Tropical Plants for Sale Online
Tropical plants are a welcoming addition to any home interior, with their exotic leaf shapes and colors drawing universal interest. From birds of paradise to olive trees, tropical interior plants can serve both decorative and utilitarian purposes in your home, some tropical plants also filter the air while bringing gorgeous joy.
Tropical plants are wonderful as houseplants or Patio Plants, but if you live in a northern area, many of these plants must be brought inside during the winter months. Those living in Zones 9 and above can only keep tropical plants as houseplants. Many customers do use tropicals as patio plants or even pool plants but they bring them indoors during the cooler months.
Growing Tropical Plants Outdoors in Summer:
For most tropical plants, simply providing full sun yields jungle-size leaves and showstopping flowers. Some shade is ok as most tropical plants are native to the jungle floors. Be careful to slowly introduce your tropical plants to the full sun after being inside during winter. If possible move them to a slightly shaded area for a week or two.
Tropical Plants benefit from a good deep watering almost weekly or more frequently when needed. Sticking your finger into the top of the soil is always the best way to tell if the soil is dry. If it feels dry it is dry.
Fertilize tropical plants twice per month during the growing season. Jack's Classic Houseplant special is great for a water-soluble feed and Osmocote plus indoor outdoor is great for those who are not interested in mixing fertilizer each time or those who forget. Never fertilize plants if the soil is dry as it will burn the roots.
Growing Tropical Plants Indoors During the Winter
During the dark winter months, place your tropical plants near a south or west-facing window. During the winter months, these will be your brightest locations. This allows Tropical Plants to utilize the brightest light possible.
If space by the windows is not available for your tropical plants' fluorescent lights placed above the plants will do. This will keep them happy until spring comes and they can be moved back outside. There are also specialty light bulbs available now which use less electricity and do a very good job of replicating real sunlight.
Tropical plants will use far less water during the winter months so care must be taken to not overwater. During the winter when plants do need water it is best to water deeply once than to water only a little frequently. Shallow frequent watering will cause poor root growth and weak stems. Allow the soil to dry out between watering. Overwatering suffocates roots.
Increase humidity by using a water bottle to spritz plants, clustering plants together also helps, as does using a humidifier.

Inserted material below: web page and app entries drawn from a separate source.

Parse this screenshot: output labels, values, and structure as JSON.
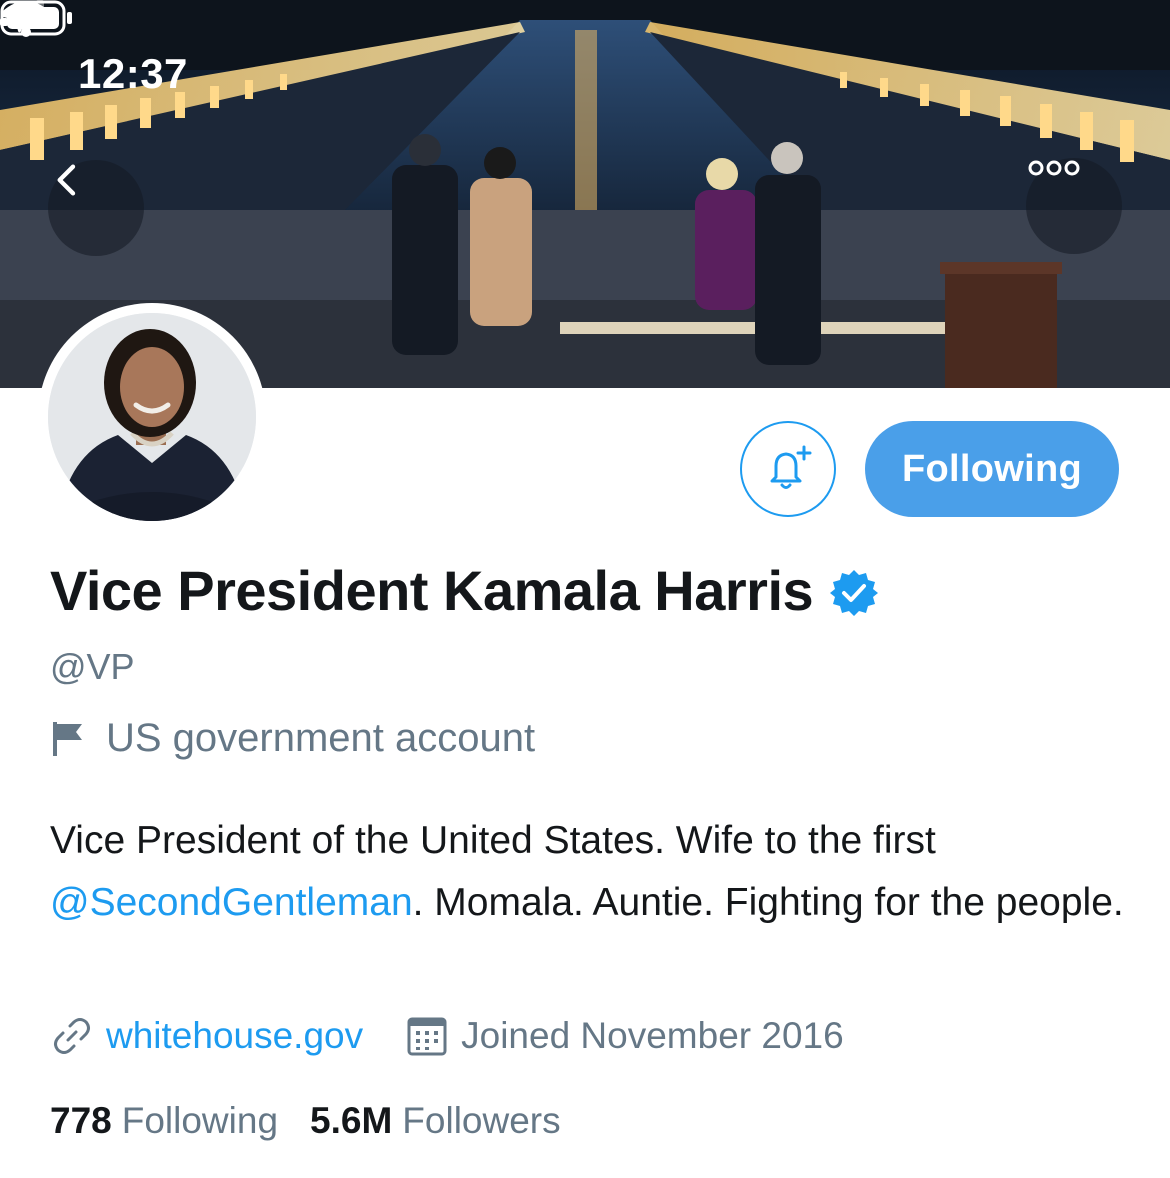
{
  "status_bar": {
    "time": "12:37",
    "icons": [
      "location-arrow-icon",
      "cellular-signal-icon",
      "wifi-icon",
      "battery-icon"
    ]
  },
  "header": {
    "back_icon": "chevron-left-icon",
    "more_icon": "more-horizontal-icon"
  },
  "profile": {
    "display_name": "Vice President Kamala Harris",
    "verified": true,
    "handle": "@VP",
    "account_label": "US government account",
    "bio_part1": "Vice President of the United States. Wife to the first ",
    "bio_mention": "@SecondGentleman",
    "bio_part2": ". Momala. Auntie. Fighting for the people.",
    "website": "whitehouse.gov",
    "joined": "Joined November 2016",
    "following_count": "778",
    "following_label": "Following",
    "followers_count": "5.6M",
    "followers_label": "Followers"
  },
  "actions": {
    "notify_icon": "bell-plus-icon",
    "follow_label": "Following"
  },
  "colors": {
    "accent": "#1d9bf0",
    "follow_button": "#4a9fe9",
    "secondary_text": "#657786",
    "primary_text": "#14171a"
  }
}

Fertilizer: tropical plants will not need to be fed during the winter months. Occasionally it is ok to put a few drops of water-soluble fertilizer into a spray bottle when wisting the leaves. Never fertilize plants if the soil is dry as it will burn the roots
Most tropical plants will not withstand temperatures below 55 degrees, Do not place them near heating vents as this will dry the foliage
Inevitably, when you bring your plants indoors in the winter and cluster them all together insects, can become a problem. Before bringing your plants indoors it's always a good practice to inspect the plants for insects.
Check the undersides of the leaves for aphids, mealy bugs, or even the dreaded spider mite. A water bottle filled with a few drops of dish soap and water will kill most insects such as aphids or spider mites. Mealy Bugs can be dealt with by using cotton swabs dipped in alcohol.
Caring for your Tropical Plants:
Many tropical flowering houseplants or indoor flowering trees will require pinching or pruning to maintain a pleasing appearance. Pinching back to the growth tip (the top of the stem) will encourage lateral branching and maintain a more attractive appearance. Prune the tips in the spring before active growth occurs.
Re-Potting should be done early in the spring before growth begins. typically this is done when the plant becomes root-bound. Do not go too big when choosing the next size pot. For example, from a 6-inch pot to an 8-inch pot, not a 10-inch pot.
For more information on how to repot a houseplant, follow the steps in our planting guide: How to Repot a Plant.